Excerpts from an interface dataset

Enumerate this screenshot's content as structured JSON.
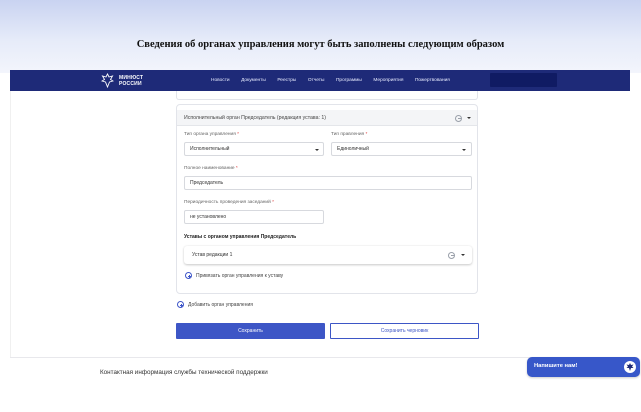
{
  "page": {
    "heading": "Сведения об органах управления могут быть заполнены следующим образом"
  },
  "header": {
    "logo_line1": "МИНЮСТ",
    "logo_line2": "РОССИИ",
    "nav": [
      "Новости",
      "Документы",
      "Реестры",
      "Отчеты",
      "Программы",
      "Мероприятия",
      "Пожертвования"
    ]
  },
  "section": {
    "title": "Исполнительный орган Председатель (редакция устава: 1)",
    "body_type": {
      "label": "Тип органа управления",
      "value": "Исполнительный"
    },
    "gov_type": {
      "label": "Тип правления",
      "value": "Единоличный"
    },
    "full_name": {
      "label": "Полное наименование",
      "value": "Председатель"
    },
    "periodicity": {
      "label": "Периодичность проведения заседаний",
      "value": "не установлено"
    },
    "charters_title": "Уставы с органом управления Председатель",
    "charter_item": "Устав редакции 1",
    "attach_link": "Привязать орган управления к уставу"
  },
  "add_body_link": "Добавить орган управления",
  "buttons": {
    "save": "Сохранить",
    "draft": "Сохранить черновик"
  },
  "footer": {
    "contact": "Контактная информация службы технической поддержки"
  },
  "chat": {
    "label": "Напишите нам!"
  },
  "colors": {
    "navbar": "#1e2a78",
    "accent": "#3d56c6",
    "required": "#dd3333"
  }
}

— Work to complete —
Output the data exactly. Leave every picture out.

— Task answer —
Enumerate this screenshot's content as structured JSON.
{
  "page": {
    "heading": "Сведения об органах управления могут быть заполнены следующим образом"
  },
  "header": {
    "logo_line1": "МИНЮСТ",
    "logo_line2": "РОССИИ",
    "nav": [
      "Новости",
      "Документы",
      "Реестры",
      "Отчеты",
      "Программы",
      "Мероприятия",
      "Пожертвования"
    ]
  },
  "section": {
    "title": "Исполнительный орган Председатель (редакция устава: 1)",
    "body_type": {
      "label": "Тип органа управления",
      "value": "Исполнительный"
    },
    "gov_type": {
      "label": "Тип правления",
      "value": "Единоличный"
    },
    "full_name": {
      "label": "Полное наименование",
      "value": "Председатель"
    },
    "periodicity": {
      "label": "Периодичность проведения заседаний",
      "value": "не установлено"
    },
    "charters_title": "Уставы с органом управления Председатель",
    "charter_item": "Устав редакции 1",
    "attach_link": "Привязать орган управления к уставу"
  },
  "add_body_link": "Добавить орган управления",
  "buttons": {
    "save": "Сохранить",
    "draft": "Сохранить черновик"
  },
  "footer": {
    "contact": "Контактная информация службы технической поддержки"
  },
  "chat": {
    "label": "Напишите нам!"
  },
  "colors": {
    "navbar": "#1e2a78",
    "accent": "#3d56c6",
    "required": "#dd3333"
  }
}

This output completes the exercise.